Thanks to Wendy Bohon, Ruth Lawford-Rolfe, and Laura Gregory for providing input on early drafts of this text. 

Türkiye-Syria Earthquakes, February 2023 

On 6 February, a 7.8-magnitude earthquake struck the East Anatolian Fault affecting large areas of Southern Türkiye and Northern Syria. This was followed by a 7.5-magnitude event approximately 9 hours later, around 60 miles to the north. To date more than 37,000 people are confirmed to have died, large numbers of people are affected across the region and the damage to buildings and infrastructure is significant.   

Images from ESA’s Sentinel-1A satellite captured on 9/10 February clearly showed the physical effects of the earthquake on the ground, including deformation of up to 6 metres along a 300km section of the fault, and the second event causing a second ~125km rupture. Many population centres sit close to these zones, explaining the significant human impact of the event.  

By combining Sentinel-1A imagery from before and after the earthquake, COMET scientists have been able to measure surface deformation that is clearly visible in InSAR and pixel offset tracking data sets shown below: 

In addition to the results from the satellite radar data, we have also used the pre- and post-event optical images from Sentinel-2 to estimate ground movement in the earthquakes also using pixel tracking: 

The processing outputs from Sentinel-1A data are available for download at our LiCSAR system event page. The results from Sentinel-2 are available here. 

The images above contain modified Copernicus Sentinel-1 and Sentinel-2 data analysed by the Centre for the Observation and Modelling of Earthquakes, Volcanoes and Tectonics (COMET). Data processing uses JASMIN, the UK’s collaborative data analysis environment ( 

For more information on why and how COMET responds to earthquake events read this article by our Director – Professor Tim Wright. 

COMET – 14 February 2023 

International Women & Girls in Science Day 2023


This year, COMET celebrates International Women & Girls in Science Day 2023 by promoting some of the high-quality science that women have achieved, as part of and in collaboration with members of COMET. We would also like to recognise and emphasise that women are still facing many barriers along their scientific career path. More information can be found on the UN website:


Zoe Mildon: Bullerwell Lecturer 2023


The BGA is delighted to announce that COMET associate, Dr. Zoe Mildon from University of Plymouth, is the Bullerwell Lecturer for 2023! Zoe’s research is focused on understanding tectonics, active faulting and earthquakes. She currently holds a prestigious UKRI Future Leaders Fellowship investigating earthquake interaction and seismic hazard.

Congratulations Zoe!

Bullerwell Lecturer 2023 | The British Geophysical Association (

Dr Susanna Ebmeier awarded 2022 AGU John Wahr Early Career Award


The American Geophysical Union (AGU) has recently announced its 2022 section award winners and named lecturers.

We are delighted to announce that COMET scientist Dr Susanna Ebmeier has been named as the recipient of the 2022 John Wahr Early Career Award in the Geodesy section.

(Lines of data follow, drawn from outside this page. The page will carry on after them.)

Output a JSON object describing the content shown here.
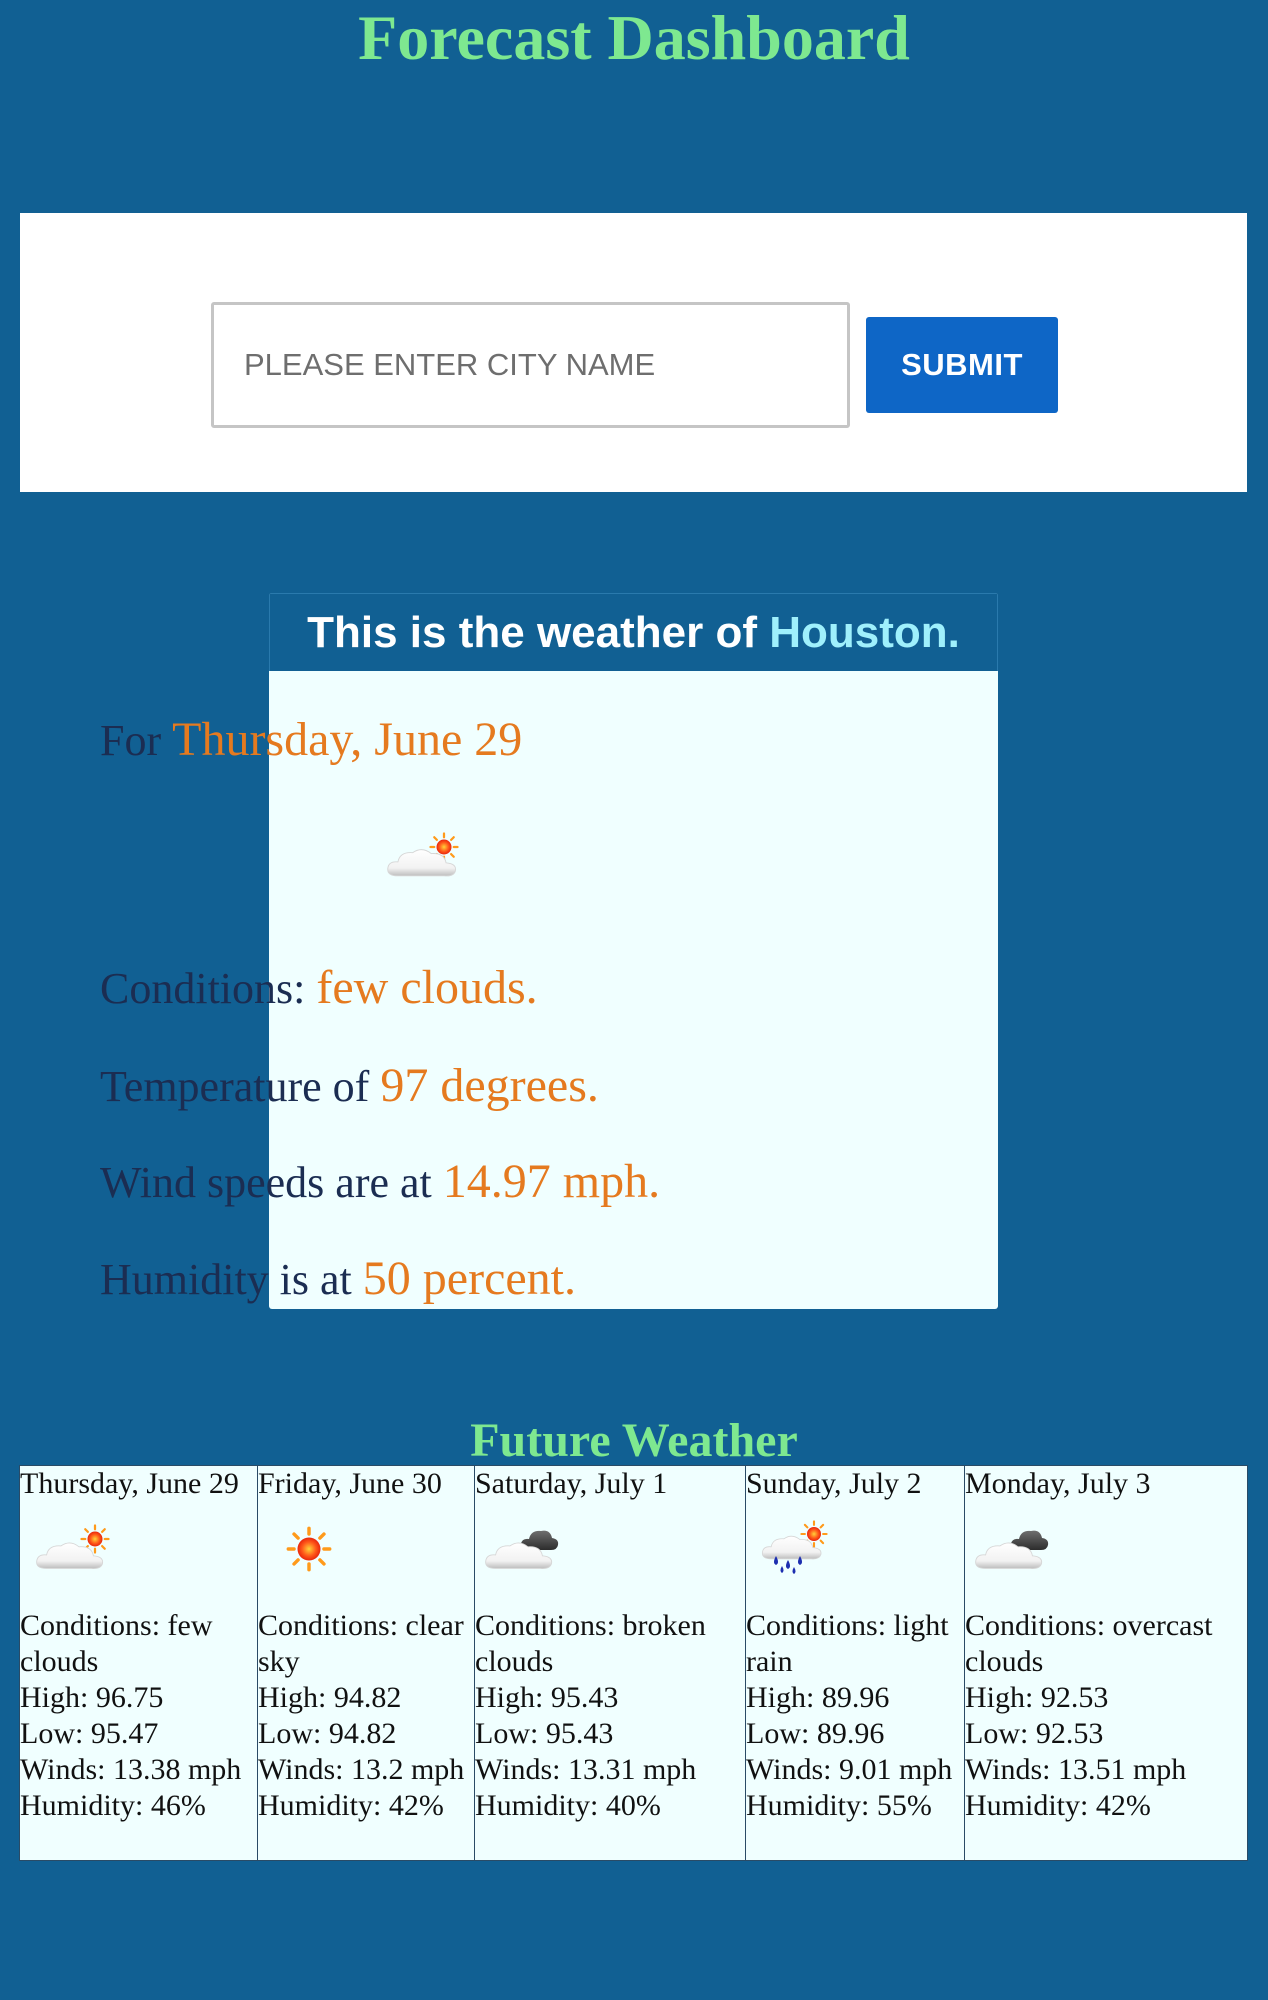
{
  "app": {
    "title": "Forecast Dashboard"
  },
  "search": {
    "placeholder": "PLEASE ENTER CITY NAME",
    "value": "",
    "submit_label": "SUBMIT"
  },
  "current": {
    "heading_prefix": "This is the weather of ",
    "city": "Houston.",
    "date_prefix": "For ",
    "date": "Thursday, June 29",
    "icon": "few-clouds-day-icon",
    "conditions_prefix": "Conditions: ",
    "conditions": "few clouds.",
    "temperature_prefix": "Temperature of ",
    "temperature": "97 degrees.",
    "wind_prefix": "Wind speeds are at ",
    "wind": "14.97 mph.",
    "humidity_prefix": "Humidity is at ",
    "humidity": "50 percent."
  },
  "future": {
    "title": "Future Weather",
    "days": [
      {
        "date": "Thursday, June 29",
        "icon": "few-clouds-day-icon",
        "conditions": "Conditions: few clouds",
        "high": "High: 96.75",
        "low": "Low: 95.47",
        "winds": "Winds: 13.38 mph",
        "humidity": "Humidity: 46%"
      },
      {
        "date": "Friday, June 30",
        "icon": "clear-sky-sun-icon",
        "conditions": "Conditions: clear sky",
        "high": "High: 94.82",
        "low": "Low: 94.82",
        "winds": "Winds: 13.2 mph",
        "humidity": "Humidity: 42%"
      },
      {
        "date": "Saturday, July 1",
        "icon": "broken-clouds-icon",
        "conditions": "Conditions: broken clouds",
        "high": "High: 95.43",
        "low": "Low: 95.43",
        "winds": "Winds: 13.31 mph",
        "humidity": "Humidity: 40%"
      },
      {
        "date": "Sunday, July 2",
        "icon": "light-rain-icon",
        "conditions": "Conditions: light rain",
        "high": "High: 89.96",
        "low": "Low: 89.96",
        "winds": "Winds: 9.01 mph",
        "humidity": "Humidity: 55%"
      },
      {
        "date": "Monday, July 3",
        "icon": "overcast-clouds-icon",
        "conditions": "Conditions: overcast clouds",
        "high": "High: 92.53",
        "low": "Low: 92.53",
        "winds": "Winds: 13.51 mph",
        "humidity": "Humidity: 42%"
      }
    ]
  },
  "colors": {
    "page_background": "#116093",
    "title_green": "#7ee890",
    "card_background": "#f0ffff",
    "accent_orange": "#e57a1f",
    "city_cyan": "#9ff0fc",
    "button_blue": "#0e66c6"
  }
}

The John Wahr Early Career Award is presented annually and recognizes significant advances in geodetic science, technology, applications, observations, or theory.

The winners will be celebrated at the AGU Annual Meeting taking place 12 – 16 December 2022 in Chicago.

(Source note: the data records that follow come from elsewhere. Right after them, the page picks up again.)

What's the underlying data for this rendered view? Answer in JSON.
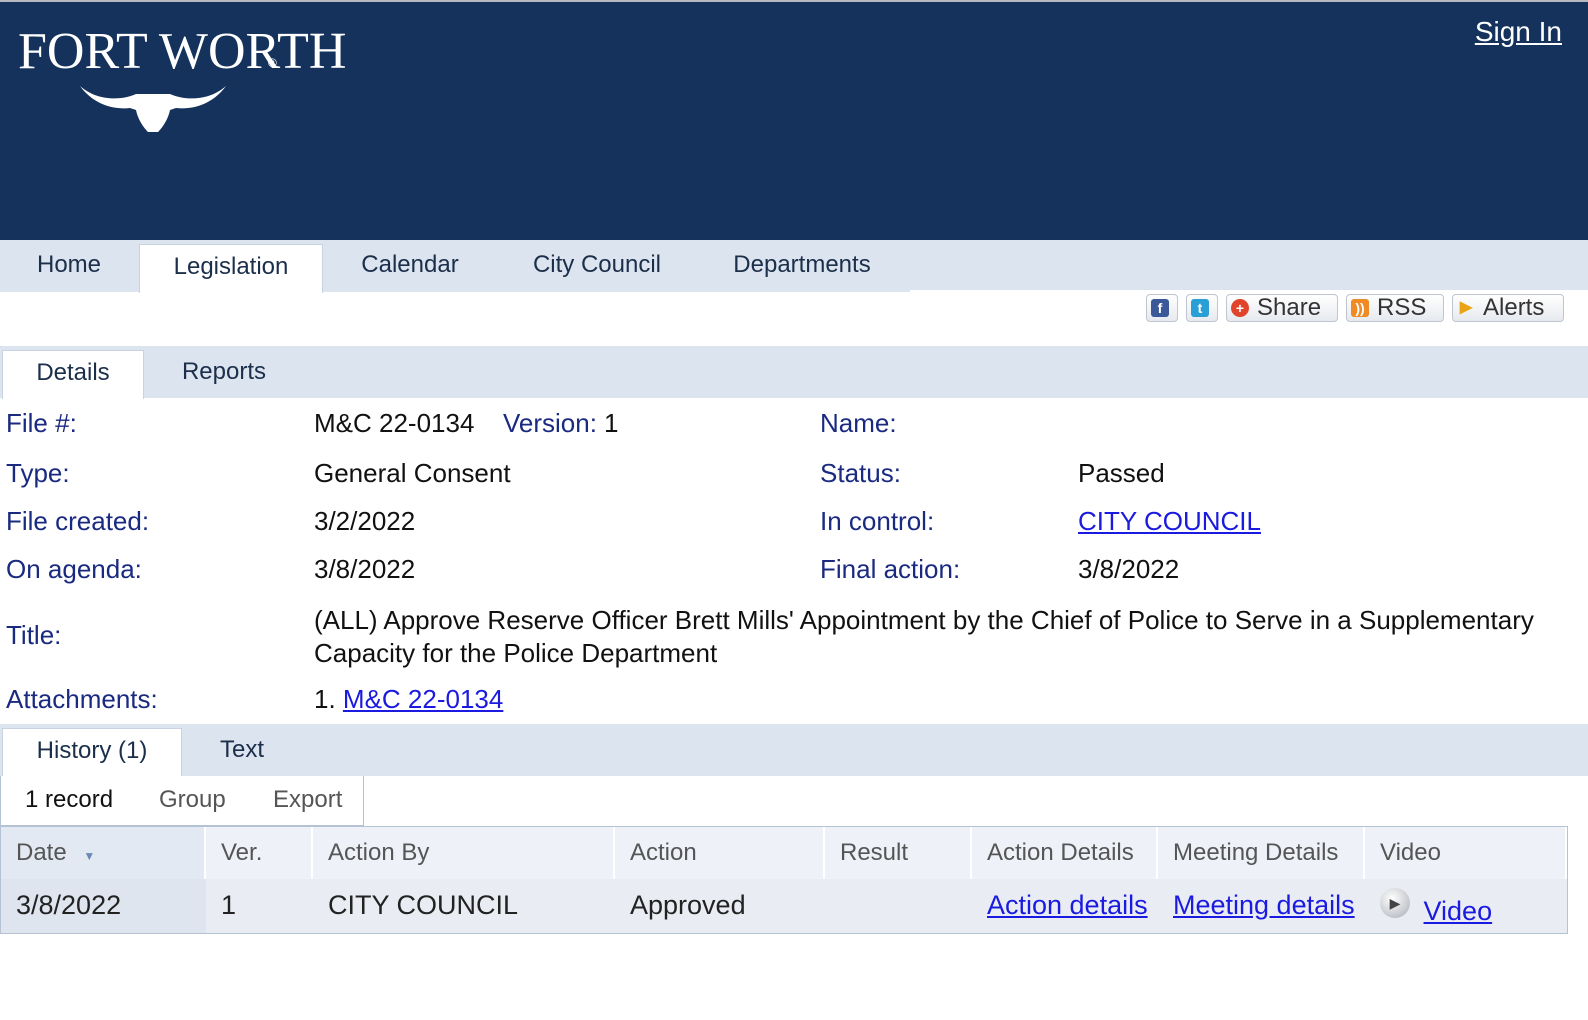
{
  "header": {
    "logo_text": "FORT WORTH",
    "logo_registered": "®",
    "sign_in": "Sign In"
  },
  "nav": {
    "tabs": [
      {
        "label": "Home"
      },
      {
        "label": "Legislation",
        "active": true
      },
      {
        "label": "Calendar"
      },
      {
        "label": "City Council"
      },
      {
        "label": "Departments"
      }
    ]
  },
  "social": {
    "share": "Share",
    "rss": "RSS",
    "alerts": "Alerts"
  },
  "subtabs": [
    {
      "label": "Details",
      "active": true
    },
    {
      "label": "Reports"
    }
  ],
  "details": {
    "file_label": "File #:",
    "file_value": "M&C 22-0134",
    "version_label": "Version:",
    "version_value": "1",
    "name_label": "Name:",
    "name_value": "",
    "type_label": "Type:",
    "type_value": "General Consent",
    "status_label": "Status:",
    "status_value": "Passed",
    "created_label": "File created:",
    "created_value": "3/2/2022",
    "control_label": "In control:",
    "control_value": "CITY COUNCIL",
    "agenda_label": "On agenda:",
    "agenda_value": "3/8/2022",
    "final_label": "Final action:",
    "final_value": "3/8/2022",
    "title_label": "Title:",
    "title_value": "(ALL) Approve Reserve Officer Brett Mills' Appointment by the Chief of Police to Serve in a Supplementary Capacity for the Police Department",
    "attachments_label": "Attachments:",
    "attachment_index": "1.",
    "attachment_link": "M&C 22-0134"
  },
  "history_tabs": [
    {
      "label": "History (1)",
      "active": true
    },
    {
      "label": "Text"
    }
  ],
  "history_toolbar": {
    "records": "1 record",
    "group": "Group",
    "export": "Export"
  },
  "history_table": {
    "columns": [
      "Date",
      "Ver.",
      "Action By",
      "Action",
      "Result",
      "Action Details",
      "Meeting Details",
      "Video"
    ],
    "rows": [
      {
        "date": "3/8/2022",
        "ver": "1",
        "action_by": "CITY COUNCIL",
        "action": "Approved",
        "result": "",
        "action_details": "Action details",
        "meeting_details": "Meeting details",
        "video": "Video"
      }
    ]
  },
  "colors": {
    "header_bg": "#14325c",
    "tab_bg": "#dce4ef",
    "label_blue": "#1a2a80",
    "link_blue": "#1a1ae0"
  }
}
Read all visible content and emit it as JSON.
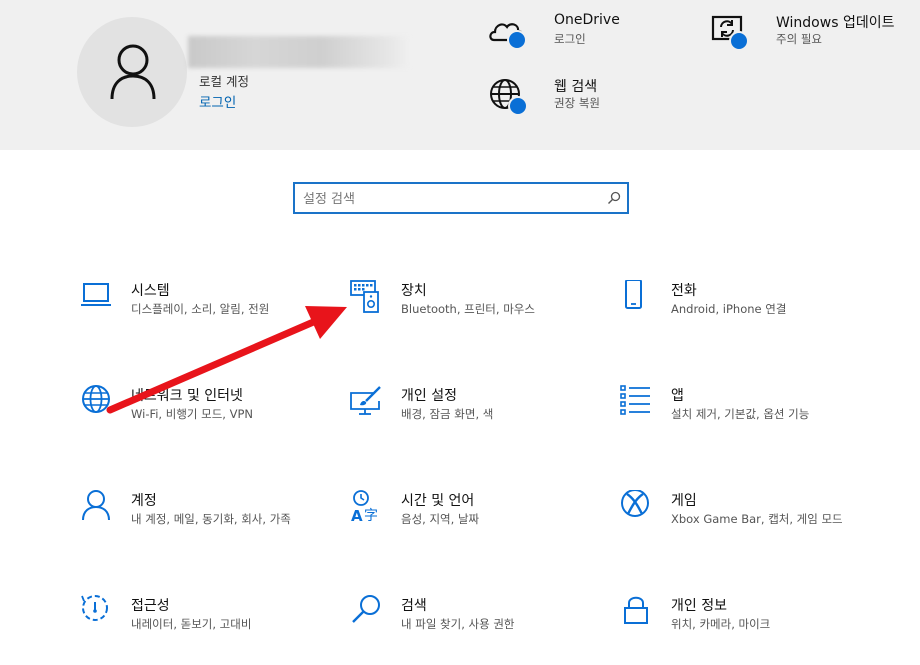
{
  "account": {
    "type": "로컬 계정",
    "signin": "로그인"
  },
  "header_items": [
    {
      "title": "OneDrive",
      "subtitle": "로그인",
      "icon": "onedrive-cloud-icon"
    },
    {
      "title": "웹 검색",
      "subtitle": "권장 복원",
      "icon": "globe-icon"
    },
    {
      "title": "Windows 업데이트",
      "subtitle": "주의 필요",
      "icon": "windows-update-icon"
    }
  ],
  "search": {
    "placeholder": "설정 검색",
    "icon": "search-icon"
  },
  "tiles": [
    {
      "title": "시스템",
      "subtitle": "디스플레이, 소리, 알림, 전원",
      "icon": "laptop-icon"
    },
    {
      "title": "장치",
      "subtitle": "Bluetooth, 프린터, 마우스",
      "icon": "keyboard-speaker-icon"
    },
    {
      "title": "전화",
      "subtitle": "Android, iPhone 연결",
      "icon": "phone-icon"
    },
    {
      "title": "네트워크 및 인터넷",
      "subtitle": "Wi-Fi, 비행기 모드, VPN",
      "icon": "globe-icon"
    },
    {
      "title": "개인 설정",
      "subtitle": "배경, 잠금 화면, 색",
      "icon": "monitor-brush-icon"
    },
    {
      "title": "앱",
      "subtitle": "설치 제거, 기본값, 옵션 기능",
      "icon": "app-list-icon"
    },
    {
      "title": "계정",
      "subtitle": "내 계정, 메일, 동기화, 회사, 가족",
      "icon": "person-icon"
    },
    {
      "title": "시간 및 언어",
      "subtitle": "음성, 지역, 날짜",
      "icon": "time-language-icon"
    },
    {
      "title": "게임",
      "subtitle": "Xbox Game Bar, 캡처, 게임 모드",
      "icon": "xbox-icon"
    },
    {
      "title": "접근성",
      "subtitle": "내레이터, 돋보기, 고대비",
      "icon": "accessibility-timer-icon"
    },
    {
      "title": "검색",
      "subtitle": "내 파일 찾기, 사용 권한",
      "icon": "search-icon"
    },
    {
      "title": "개인 정보",
      "subtitle": "위치, 카메라, 마이크",
      "icon": "lock-icon"
    }
  ],
  "colors": {
    "accent": "#0063b1",
    "icon_blue": "#0a6fd6",
    "header_bg": "#f0f0f0",
    "arrow_red": "#e8141b"
  }
}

Huge congratulations to Susi from all colleagues within COMET.

2022 AGU Section Awardees and Named Lecturers – Eos

Tim Craig: Bullerwell Lecturer 2022

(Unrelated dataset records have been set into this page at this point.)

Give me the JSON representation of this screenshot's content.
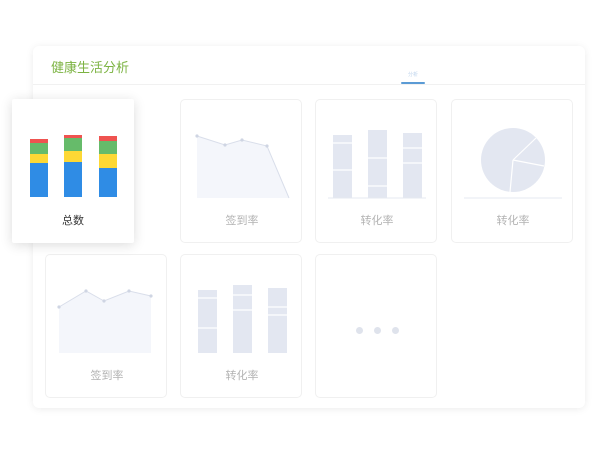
{
  "panel": {
    "title": "健康生活分析",
    "tab_label": "分析"
  },
  "colors": {
    "accent_green": "#7cb342",
    "bar_blue": "#2f8ce5",
    "bar_yellow": "#fdd835",
    "bar_green": "#66bb6a",
    "bar_red": "#ef5350",
    "placeholder": "#e3e7f1"
  },
  "cards": {
    "total": {
      "label": "总数"
    },
    "checkin_1": {
      "label": "签到率"
    },
    "conversion_1": {
      "label": "转化率"
    },
    "conversion_pie": {
      "label": "转化率"
    },
    "checkin_2": {
      "label": "签到率"
    },
    "conversion_2": {
      "label": "转化率"
    },
    "more": {
      "icon": "more-dots-icon"
    }
  }
}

The BGA is delighted to announce that Dr Tim Craig from University of Leeds, is the Bullerwell Lecturer for 2022. The main focus of his research is the relation between intraplate earthquakes and tectonics. Tim completed his PhD in 2013 on the topic Constraining Lithosphere Rheology using Earthquake Seismology at Bullard Laboratories in University of Cambridge; this was followed by a PDRA position in pRais, before moving to Leeds in 2015.

Bullerwell Lecturer 2022 | The British Geophysical Association (

Congratulations Tim from all your colleagues at COMET!